The first-of-its-kind gathering is a test of President Joe Biden’s assertion, announced in his first foreign policy address in office in February, that he would return the United States to global leadership to face down authoritarian forces led by China and Russia.
There are 110 participants on the State Department’s invitation list for the virtual event on December 9 and 10, which aims to help stop democratic backsliding and the erosion of rights and freedoms worldwide. The list does not include China or Russia.
On Wednesday, China’s Taiwan Affairs Office called the inclusion of Taiwan a “mistake,” saying Beijing opposed “any official interaction between the US and China’s Taiwan region.”
“This stance is clear and consistent. We urge the US to stick to the ‘one China’ principle and the three joint communiques,” Zhu Fenglian, a spokesperson for the office, said in a news conference.
China’s ruling Communist Party views the self-ruling democracy as part of its territory, although it has never governed it.
Biden’s invite for Taiwan comes as China has stepped up pressure on countries to downgrade or sever relations with the island, which is considered by Beijing to have no right to the trappings of a state.
Self-ruling Taiwan says Beijing has no right to speak for it.
While Biden reiterated long-standing US support for the “One China” policy under which it officially recognizes Beijing rather than Taipei, he also said he “strongly opposes unilateral efforts to change the status quo or undermine peace and stability across the Taiwan Strait,” the White House said.
Xi said that those in Taiwan who seek independence, and their supporters in the US, were “playing with fire,” according to state news agency Xinhua.
Rights groups question if Biden’s Summit for Democracy can push those world leaders who are invited, some accused of harboring authoritarian tendencies, to take meaningful action.
The State Department list shows the event will bring together mature democracies such as France and Sweden but also countries such as the Philippines, India and Poland, where activists say democracy is under threat.
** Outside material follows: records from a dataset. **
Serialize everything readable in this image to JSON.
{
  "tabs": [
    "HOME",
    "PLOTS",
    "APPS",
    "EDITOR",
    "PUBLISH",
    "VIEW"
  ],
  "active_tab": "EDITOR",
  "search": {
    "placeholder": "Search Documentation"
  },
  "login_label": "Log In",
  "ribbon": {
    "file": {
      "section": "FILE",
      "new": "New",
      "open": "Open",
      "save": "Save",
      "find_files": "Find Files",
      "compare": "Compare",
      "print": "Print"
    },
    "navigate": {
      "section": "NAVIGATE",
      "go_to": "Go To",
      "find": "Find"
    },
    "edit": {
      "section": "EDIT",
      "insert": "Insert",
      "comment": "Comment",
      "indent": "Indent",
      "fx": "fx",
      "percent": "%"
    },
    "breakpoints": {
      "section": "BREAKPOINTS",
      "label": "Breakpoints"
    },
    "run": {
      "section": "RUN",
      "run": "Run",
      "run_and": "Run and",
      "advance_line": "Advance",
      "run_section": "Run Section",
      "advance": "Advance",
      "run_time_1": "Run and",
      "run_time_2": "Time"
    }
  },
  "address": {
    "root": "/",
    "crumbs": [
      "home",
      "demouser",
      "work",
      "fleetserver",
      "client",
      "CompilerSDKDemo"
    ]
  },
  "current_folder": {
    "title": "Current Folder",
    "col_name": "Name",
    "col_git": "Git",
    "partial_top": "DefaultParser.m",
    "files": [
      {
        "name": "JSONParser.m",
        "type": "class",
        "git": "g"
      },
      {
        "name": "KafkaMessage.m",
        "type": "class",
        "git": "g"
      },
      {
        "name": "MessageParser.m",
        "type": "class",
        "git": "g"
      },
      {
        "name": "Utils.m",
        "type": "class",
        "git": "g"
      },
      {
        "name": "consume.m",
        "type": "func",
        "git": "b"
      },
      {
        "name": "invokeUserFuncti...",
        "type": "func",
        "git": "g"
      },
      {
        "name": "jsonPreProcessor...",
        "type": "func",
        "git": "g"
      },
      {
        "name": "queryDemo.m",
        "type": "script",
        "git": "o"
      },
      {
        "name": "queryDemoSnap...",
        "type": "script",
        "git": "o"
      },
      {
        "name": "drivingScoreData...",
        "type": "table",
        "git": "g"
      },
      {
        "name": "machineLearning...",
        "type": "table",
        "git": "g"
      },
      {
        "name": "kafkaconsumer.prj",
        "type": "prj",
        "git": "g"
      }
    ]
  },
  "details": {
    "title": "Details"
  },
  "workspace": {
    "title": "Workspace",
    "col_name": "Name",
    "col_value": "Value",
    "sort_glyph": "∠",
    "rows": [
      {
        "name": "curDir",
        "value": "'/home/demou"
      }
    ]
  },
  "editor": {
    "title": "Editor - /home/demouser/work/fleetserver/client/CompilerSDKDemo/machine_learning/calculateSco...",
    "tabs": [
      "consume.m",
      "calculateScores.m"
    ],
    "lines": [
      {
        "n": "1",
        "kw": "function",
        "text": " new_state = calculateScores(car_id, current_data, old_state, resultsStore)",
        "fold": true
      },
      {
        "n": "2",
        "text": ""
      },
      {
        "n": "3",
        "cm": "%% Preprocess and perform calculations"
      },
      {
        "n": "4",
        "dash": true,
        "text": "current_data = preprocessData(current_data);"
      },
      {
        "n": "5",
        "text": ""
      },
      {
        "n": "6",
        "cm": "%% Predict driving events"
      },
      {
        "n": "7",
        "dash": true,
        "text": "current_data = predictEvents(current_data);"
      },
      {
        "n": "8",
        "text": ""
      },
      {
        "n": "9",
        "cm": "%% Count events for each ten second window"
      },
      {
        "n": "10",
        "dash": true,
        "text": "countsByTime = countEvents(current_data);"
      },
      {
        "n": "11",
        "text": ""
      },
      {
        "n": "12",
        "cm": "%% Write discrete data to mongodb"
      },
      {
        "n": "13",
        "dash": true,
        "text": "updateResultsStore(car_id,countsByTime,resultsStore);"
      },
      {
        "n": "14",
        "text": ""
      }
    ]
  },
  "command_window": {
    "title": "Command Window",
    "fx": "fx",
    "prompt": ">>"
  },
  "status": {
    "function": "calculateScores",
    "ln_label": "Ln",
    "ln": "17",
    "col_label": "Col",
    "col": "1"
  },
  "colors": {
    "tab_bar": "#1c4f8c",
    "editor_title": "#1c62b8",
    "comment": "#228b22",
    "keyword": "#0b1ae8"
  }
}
In Asia, some US allies such as Japan and South Korea were invited, while others like Thailand and Vietnam were not. Other notable absentees were US allies Egypt and NATO member Turkey. Representation from the Middle East will be slim, with Israel and Iraq the only two countries invited.